Go over the data and copy out each line with "design" in it.

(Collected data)
○ ○ ○

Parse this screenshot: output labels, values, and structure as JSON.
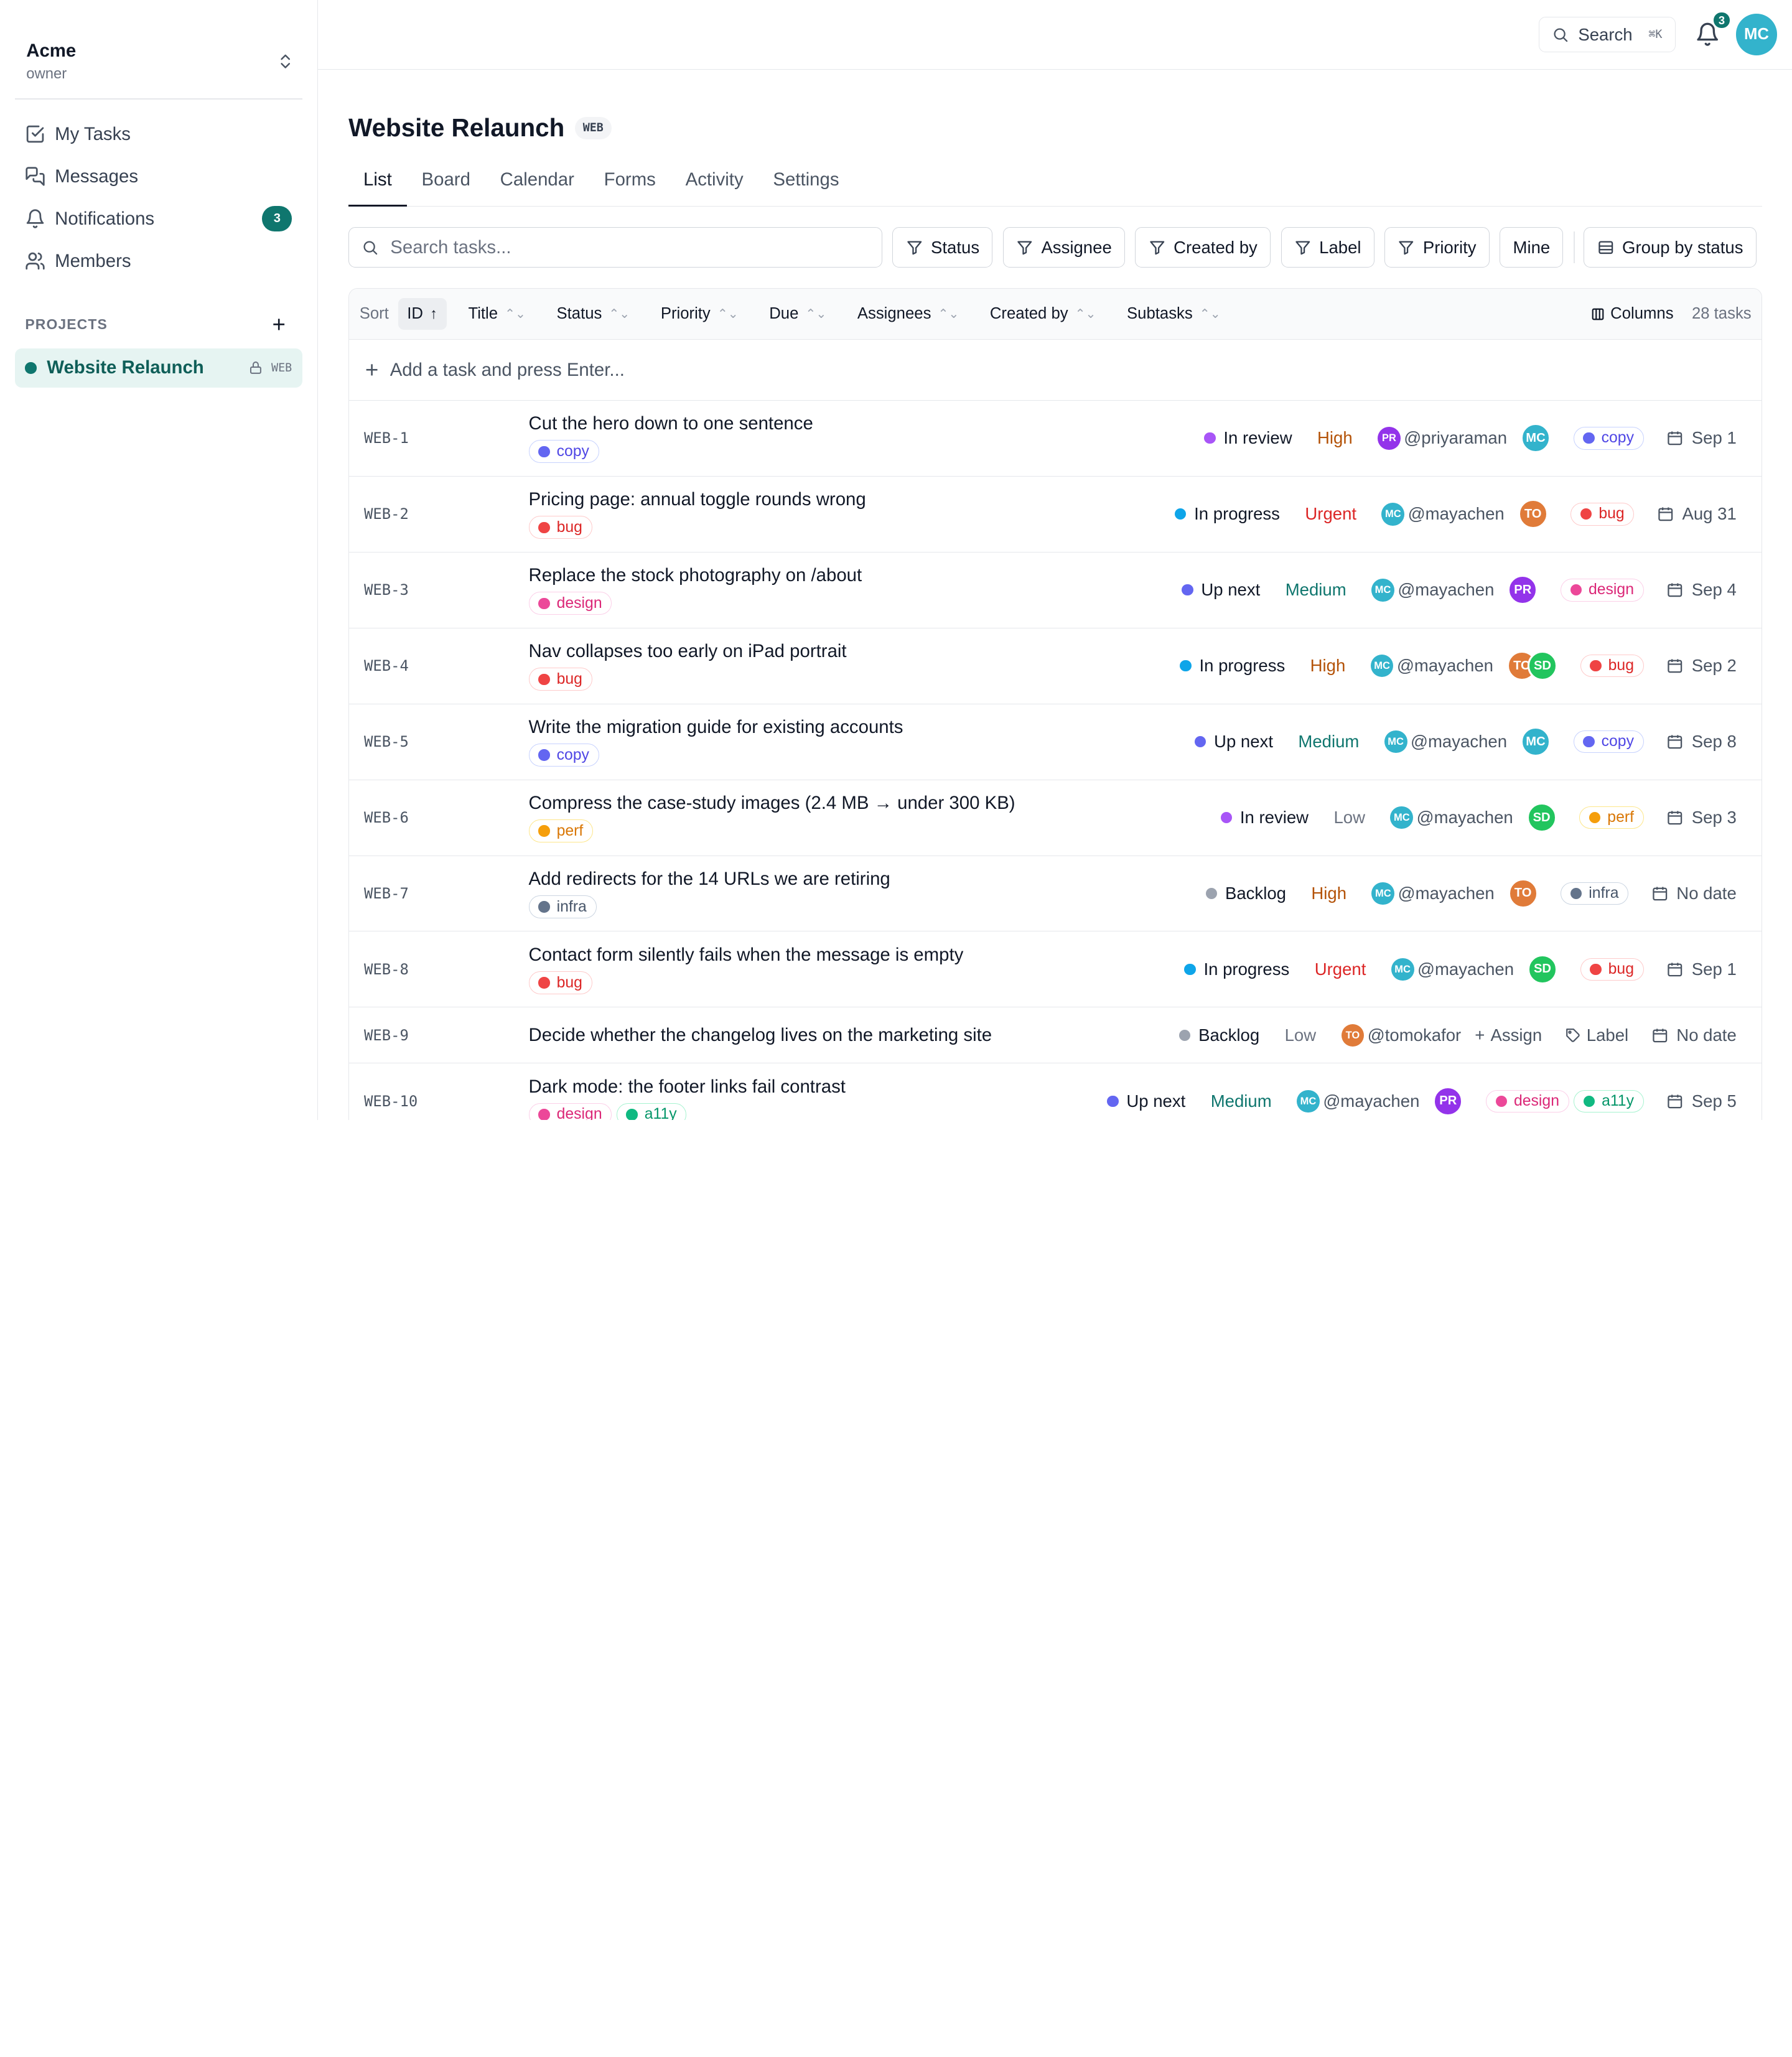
{
  "org": {
    "name": "Acme",
    "role": "owner"
  },
  "nav": [
    {
      "label": "My Tasks",
      "icon": "check-square-icon"
    },
    {
      "label": "Messages",
      "icon": "chat-icon"
    },
    {
      "label": "Notifications",
      "icon": "bell-icon",
      "badge": "3"
    },
    {
      "label": "Members",
      "icon": "users-icon"
    }
  ],
  "projects": {
    "heading": "PROJECTS",
    "add_label": "+",
    "items": [
      {
        "name": "Website Relaunch",
        "key": "WEB",
        "color": "#0f766e"
      }
    ]
  },
  "topbar": {
    "search_label": "Search",
    "search_kbd": "⌘K",
    "notif_count": "3",
    "user_initials": "MC",
    "user_color": "#33b3cc"
  },
  "page": {
    "title": "Website Relaunch",
    "key": "WEB"
  },
  "tabs": [
    "List",
    "Board",
    "Calendar",
    "Forms",
    "Activity",
    "Settings"
  ],
  "active_tab": "List",
  "filters": {
    "search_placeholder": "Search tasks...",
    "buttons": [
      "Status",
      "Assignee",
      "Created by",
      "Label",
      "Priority"
    ],
    "mine": "Mine",
    "group": "Group by status"
  },
  "table": {
    "sort_label": "Sort",
    "columns": [
      "ID",
      "Title",
      "Status",
      "Priority",
      "Due",
      "Assignees",
      "Created by",
      "Subtasks"
    ],
    "columns_button": "Columns",
    "count": "28 tasks",
    "add_placeholder": "Add a task and press Enter..."
  },
  "colors": {
    "status": {
      "In review": "#a855f7",
      "In progress": "#0ea5e9",
      "Up next": "#6366f1",
      "Backlog": "#9ca3af"
    },
    "priority": {
      "High": "#b45309",
      "Urgent": "#dc2626",
      "Medium": "#0f766e",
      "Low": "#6b7280"
    },
    "labels": {
      "copy": {
        "dot": "#6366f1",
        "border": "#c7d2fe",
        "text": "#4f46e5"
      },
      "bug": {
        "dot": "#ef4444",
        "border": "#fecaca",
        "text": "#dc2626"
      },
      "design": {
        "dot": "#ec4899",
        "border": "#fbcfe8",
        "text": "#db2777"
      },
      "perf": {
        "dot": "#f59e0b",
        "border": "#fde68a",
        "text": "#d97706"
      },
      "infra": {
        "dot": "#64748b",
        "border": "#cbd5e1",
        "text": "#475569"
      },
      "a11y": {
        "dot": "#10b981",
        "border": "#a7f3d0",
        "text": "#059669"
      }
    },
    "avatars": {
      "MC": "#33b3cc",
      "PR": "#9333ea",
      "TO": "#e07b39",
      "SD": "#22c55e"
    }
  },
  "tasks": [
    {
      "id": "WEB-1",
      "title": "Cut the hero down to one sentence",
      "labels": [
        "copy"
      ],
      "status": "In review",
      "priority": "High",
      "creator": "PR",
      "creator_handle": "@priyaraman",
      "assignees": [
        "MC"
      ],
      "meta_label": "copy",
      "due": "Sep 1"
    },
    {
      "id": "WEB-2",
      "title": "Pricing page: annual toggle rounds wrong",
      "labels": [
        "bug"
      ],
      "status": "In progress",
      "priority": "Urgent",
      "creator": "MC",
      "creator_handle": "@mayachen",
      "assignees": [
        "TO"
      ],
      "meta_label": "bug",
      "due": "Aug 31"
    },
    {
      "id": "WEB-3",
      "title": "Replace the stock photography on /about",
      "labels": [
        "design"
      ],
      "status": "Up next",
      "priority": "Medium",
      "creator": "MC",
      "creator_handle": "@mayachen",
      "assignees": [
        "PR"
      ],
      "meta_label": "design",
      "due": "Sep 4"
    },
    {
      "id": "WEB-4",
      "title": "Nav collapses too early on iPad portrait",
      "labels": [
        "bug"
      ],
      "status": "In progress",
      "priority": "High",
      "creator": "MC",
      "creator_handle": "@mayachen",
      "assignees": [
        "TO",
        "SD"
      ],
      "meta_label": "bug",
      "due": "Sep 2"
    },
    {
      "id": "WEB-5",
      "title": "Write the migration guide for existing accounts",
      "labels": [
        "copy"
      ],
      "status": "Up next",
      "priority": "Medium",
      "creator": "MC",
      "creator_handle": "@mayachen",
      "assignees": [
        "MC"
      ],
      "meta_label": "copy",
      "due": "Sep 8"
    },
    {
      "id": "WEB-6",
      "title": "Compress the case-study images (2.4 MB → under 300 KB)",
      "labels": [
        "perf"
      ],
      "status": "In review",
      "priority": "Low",
      "creator": "MC",
      "creator_handle": "@mayachen",
      "assignees": [
        "SD"
      ],
      "meta_label": "perf",
      "due": "Sep 3"
    },
    {
      "id": "WEB-7",
      "title": "Add redirects for the 14 URLs we are retiring",
      "labels": [
        "infra"
      ],
      "status": "Backlog",
      "priority": "High",
      "creator": "MC",
      "creator_handle": "@mayachen",
      "assignees": [
        "TO"
      ],
      "meta_label": "infra",
      "due": "No date"
    },
    {
      "id": "WEB-8",
      "title": "Contact form silently fails when the message is empty",
      "labels": [
        "bug"
      ],
      "status": "In progress",
      "priority": "Urgent",
      "creator": "MC",
      "creator_handle": "@mayachen",
      "assignees": [
        "SD"
      ],
      "meta_label": "bug",
      "due": "Sep 1"
    },
    {
      "id": "WEB-9",
      "title": "Decide whether the changelog lives on the marketing site",
      "labels": [],
      "status": "Backlog",
      "priority": "Low",
      "creator": "TO",
      "creator_handle": "@tomokafor",
      "assignees": [],
      "assign_placeholder": "Assign",
      "label_placeholder": "Label",
      "meta_label": "",
      "due": "No date"
    },
    {
      "id": "WEB-10",
      "title": "Dark mode: the footer links fail contrast",
      "labels": [
        "design",
        "a11y"
      ],
      "status": "Up next",
      "priority": "Medium",
      "creator": "MC",
      "creator_handle": "@mayachen",
      "assignees": [
        "PR"
      ],
      "meta_labels": [
        "design",
        "a11y"
      ],
      "due": "Sep 5"
    }
  ]
}
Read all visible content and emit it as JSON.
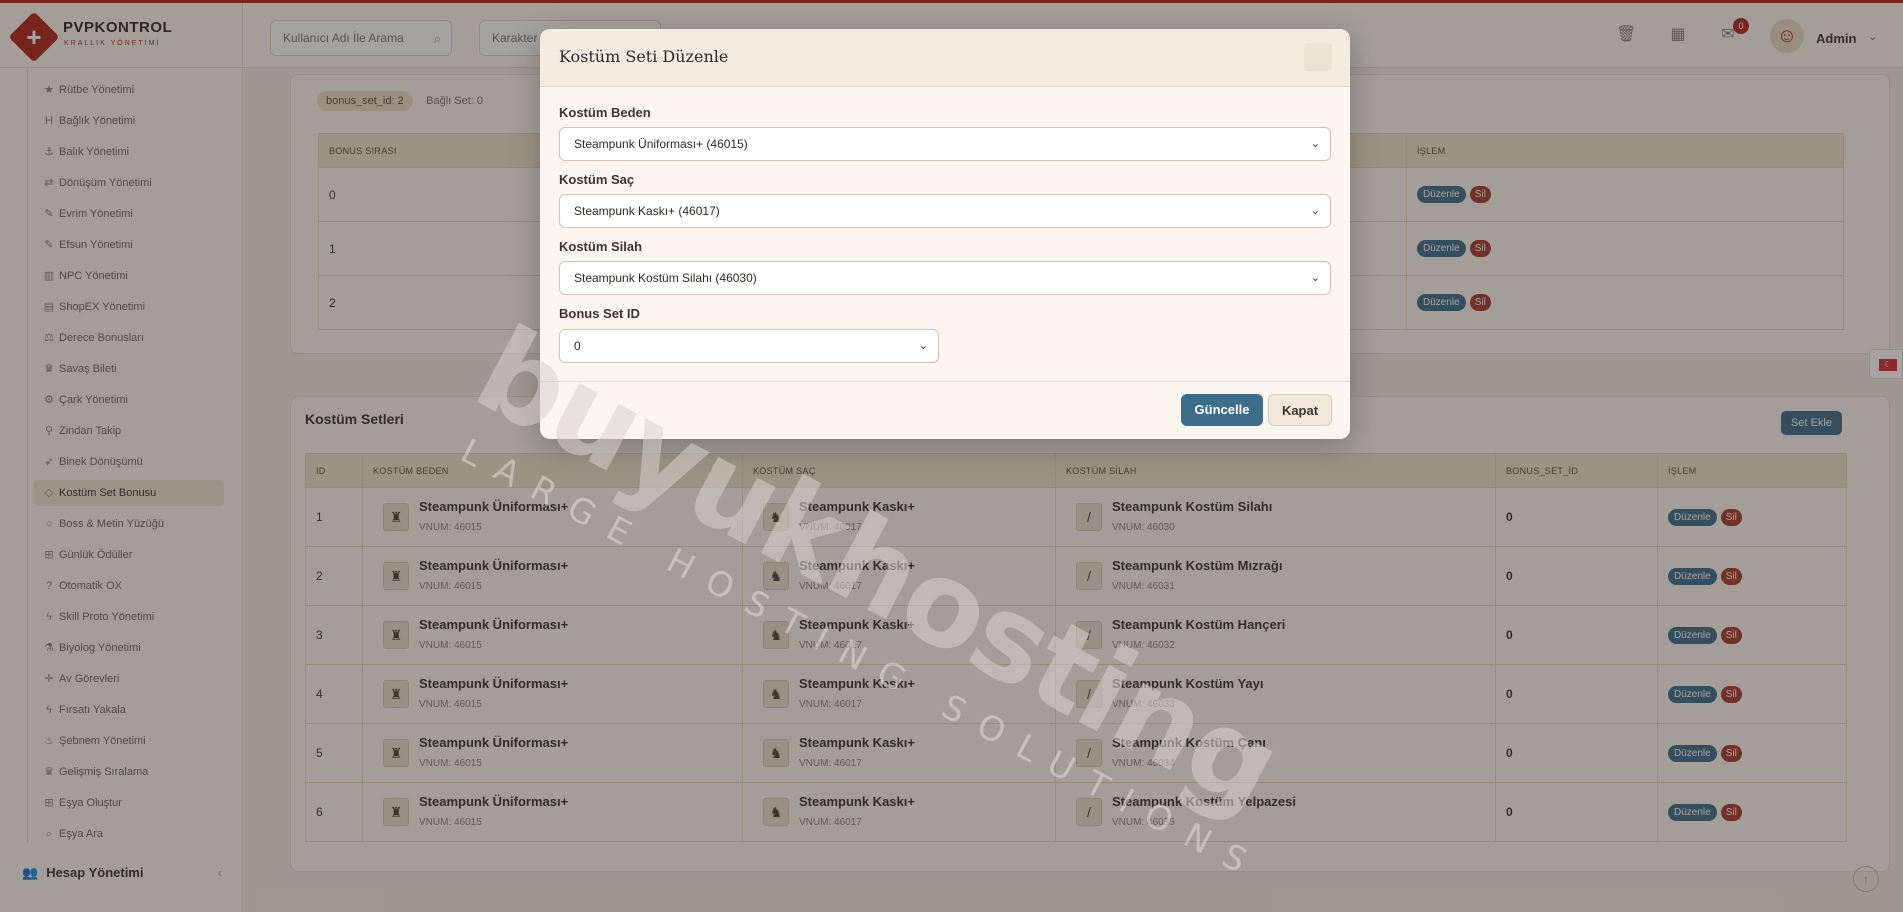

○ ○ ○

YOUR SOLUTION -
      "design": {
        "design"
      "meta_label": "design",
        "design",
        "design",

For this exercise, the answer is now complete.